Making sure that your tow vehicle and trailer is connected properly is one of the handful of important towing checklist tasks that you must do prior to hitting the road. We’re going to help you learn how to properly connect your trailer to your truck:
Trailer Connection Steps
Step 1 – Proper Hitch
First and foremost, ensure that you have a proper hitch and tow ball size that will fit the needs of the trailer you are towing. Your trailer should have markings to indicate necessary sizes.
You will also need to make sure that the connected trailer runs parallel to the ground. If your tow vehicle sits too high for your trailer (or vice versa) and you do not have an adjustable hitch, you will need to purchase an adjustable hitch that suits the needs of both your tow vehicle and trailer. This is important! Check out the Weigh Safe adjustable hitch to match requirements.
Step 2 – Secure Lock
Now that you have a hitch that meets your needs, it is critical to securely lock the hitch into the receiver of your tow vehicle with a suitable hitch pin lock (we sell locking hitch pins). Double check to make sure that your coupler is latched, locked and completely secured onto the tow ball of your hitch. You can check this by pulling up on the trailer tongue or looking underneath the coupler to verify latch and lock are secured; it should not be able to come off and if it does, you will need to start from square one and reconnect.
Step 3 – Safety Connections
Once your trailer is properly coupled to the tow ball and the trailer jack or stand is in the “up” position, you will need to check the safety trailer to truck connections to ensure your setup is correct. Verify that your safety chains are connected from the trailer to your tow vehicle. Those two chains should criss-cross over each other to form an “X”. The reason for this, is that if for some reason your coupler comes unhooked, the coupler will land on the criss-crossed chains instead of hitting the road. In addition, these chains should not be touching the ground but should have enough slack for turns.
Step 4 – Power Cables
Next, you will need to verify that your power cables are connected and working properly; again making sure they aren’t touching the road but loose enough for turns. Locate the wiring socket (power plug) that should be on the back of your tow vehicle, whether it is on or near the bumper, inside the trunk or a loose wire. Inspect to make sure it is not damaged, frayed or corroded in any way; if any of these have occurred, it may prevent the power from functioning properly and will need to be inspected by a mechanic.
Step 5 – Connect Power Cables
Once you have ensured that the power cables are free of damage, securely press the trailer power cable into the socket on the tow vehicle (make sure to avoid having the cords running under the coupler or tow ball so that it doesn’t get damaged or unplugged).
Step 6 – Test Everything
You will then need to test/check the lights on the trailer to ensure that the power cables were connected properly and everything is in working order. Your tow vehicle will need to be on and running in order to check this.
This is easiest done with a friend; have one person in the vehicle testing the lights and the other person on the back end of the trailer within view of the driver.

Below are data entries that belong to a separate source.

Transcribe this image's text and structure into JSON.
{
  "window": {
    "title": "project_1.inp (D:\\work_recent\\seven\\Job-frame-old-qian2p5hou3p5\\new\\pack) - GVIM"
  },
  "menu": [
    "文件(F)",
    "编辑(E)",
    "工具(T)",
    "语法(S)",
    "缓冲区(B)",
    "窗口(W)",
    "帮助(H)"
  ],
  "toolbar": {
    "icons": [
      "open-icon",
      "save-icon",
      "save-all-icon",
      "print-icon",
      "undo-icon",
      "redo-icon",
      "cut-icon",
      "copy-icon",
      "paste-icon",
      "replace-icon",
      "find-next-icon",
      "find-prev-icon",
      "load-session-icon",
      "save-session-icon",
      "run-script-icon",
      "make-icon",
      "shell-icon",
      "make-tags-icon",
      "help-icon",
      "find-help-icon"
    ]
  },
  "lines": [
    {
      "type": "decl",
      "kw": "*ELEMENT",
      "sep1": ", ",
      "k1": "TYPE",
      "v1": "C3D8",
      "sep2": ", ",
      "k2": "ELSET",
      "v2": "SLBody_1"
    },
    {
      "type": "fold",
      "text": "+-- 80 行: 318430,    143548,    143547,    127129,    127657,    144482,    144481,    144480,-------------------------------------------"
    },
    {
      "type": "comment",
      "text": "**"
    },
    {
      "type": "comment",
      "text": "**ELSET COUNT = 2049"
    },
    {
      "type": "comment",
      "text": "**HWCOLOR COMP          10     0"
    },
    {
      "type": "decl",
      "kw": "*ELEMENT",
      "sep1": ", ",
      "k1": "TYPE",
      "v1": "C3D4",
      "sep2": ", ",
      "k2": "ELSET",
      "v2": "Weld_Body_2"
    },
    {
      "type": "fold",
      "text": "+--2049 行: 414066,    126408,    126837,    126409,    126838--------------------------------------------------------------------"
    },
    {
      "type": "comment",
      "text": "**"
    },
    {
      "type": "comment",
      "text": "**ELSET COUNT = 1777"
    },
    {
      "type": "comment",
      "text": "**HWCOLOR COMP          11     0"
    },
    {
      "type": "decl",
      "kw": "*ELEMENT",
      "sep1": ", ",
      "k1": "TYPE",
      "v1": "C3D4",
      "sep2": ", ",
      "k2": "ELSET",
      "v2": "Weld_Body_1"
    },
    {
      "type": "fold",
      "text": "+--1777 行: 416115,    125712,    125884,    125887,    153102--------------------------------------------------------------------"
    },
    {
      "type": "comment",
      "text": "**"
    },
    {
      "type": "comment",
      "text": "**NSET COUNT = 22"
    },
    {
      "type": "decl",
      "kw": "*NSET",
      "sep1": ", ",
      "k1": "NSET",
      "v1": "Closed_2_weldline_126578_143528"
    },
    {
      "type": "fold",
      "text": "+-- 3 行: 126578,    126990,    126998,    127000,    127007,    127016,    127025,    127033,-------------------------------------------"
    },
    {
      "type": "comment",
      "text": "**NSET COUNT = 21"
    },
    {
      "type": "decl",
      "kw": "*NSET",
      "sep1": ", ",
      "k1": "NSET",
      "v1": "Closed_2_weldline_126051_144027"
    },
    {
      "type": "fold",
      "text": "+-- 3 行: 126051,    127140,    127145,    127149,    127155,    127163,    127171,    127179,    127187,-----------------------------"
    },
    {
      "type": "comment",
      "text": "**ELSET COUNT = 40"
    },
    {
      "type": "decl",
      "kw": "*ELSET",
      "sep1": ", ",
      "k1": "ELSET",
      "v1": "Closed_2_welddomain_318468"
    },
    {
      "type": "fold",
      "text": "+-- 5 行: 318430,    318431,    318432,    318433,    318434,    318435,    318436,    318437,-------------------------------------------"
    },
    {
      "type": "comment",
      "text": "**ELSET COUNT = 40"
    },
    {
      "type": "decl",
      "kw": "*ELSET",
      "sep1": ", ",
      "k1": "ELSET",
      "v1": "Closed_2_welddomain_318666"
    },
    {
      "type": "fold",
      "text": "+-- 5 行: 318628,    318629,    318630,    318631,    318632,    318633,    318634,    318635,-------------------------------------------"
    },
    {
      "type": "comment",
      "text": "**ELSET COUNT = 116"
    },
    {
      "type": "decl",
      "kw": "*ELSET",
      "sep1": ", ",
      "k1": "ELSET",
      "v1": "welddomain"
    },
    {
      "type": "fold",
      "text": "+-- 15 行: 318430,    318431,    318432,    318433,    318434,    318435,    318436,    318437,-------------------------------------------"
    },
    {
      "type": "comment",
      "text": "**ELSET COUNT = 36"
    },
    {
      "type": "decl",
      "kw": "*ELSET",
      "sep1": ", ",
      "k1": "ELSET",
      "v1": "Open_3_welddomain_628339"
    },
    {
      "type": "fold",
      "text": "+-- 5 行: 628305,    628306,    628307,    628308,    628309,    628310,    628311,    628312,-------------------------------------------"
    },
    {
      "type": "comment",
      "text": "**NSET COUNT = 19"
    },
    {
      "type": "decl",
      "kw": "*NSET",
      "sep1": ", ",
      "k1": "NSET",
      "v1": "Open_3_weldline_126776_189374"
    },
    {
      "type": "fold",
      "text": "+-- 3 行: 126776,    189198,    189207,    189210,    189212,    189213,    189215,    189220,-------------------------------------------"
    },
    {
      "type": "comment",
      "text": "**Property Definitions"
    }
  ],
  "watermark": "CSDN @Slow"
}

You will need to make sure the running lights, brake lights, turn signals, and hazards are all in working condition and in sync. If any of these lights are not functioning properly double check the power connection.
If the connection is secured and done properly but the lights still do not work, please see a mechanic to get these fixed as it is not safe to tow a trailer without working trailer lights and this will help avoid getting pulled over or causing an accident.
Step 7 – The Breakaway Cable
Also, if you are towing a trailer that has trailer brakes, you will need to verify that your run away or breakaway cable is attached but not all trailers have trailer brakes with such cable. This cable will need to be connected separately to the tow vehicle but not to the safety chains or ball mount.
The purpose of this cable is to attach the trailer brake system to your tow vehicle. If your trailer were to come unhitched from your truck, the breakaway cable would then pull the pin out and engage the trailer brakes. This would slow the trailer down, bring it to a stop and help prevent it from becoming a bigger hazard on the road or causing an accident.
Author: Ashley Lee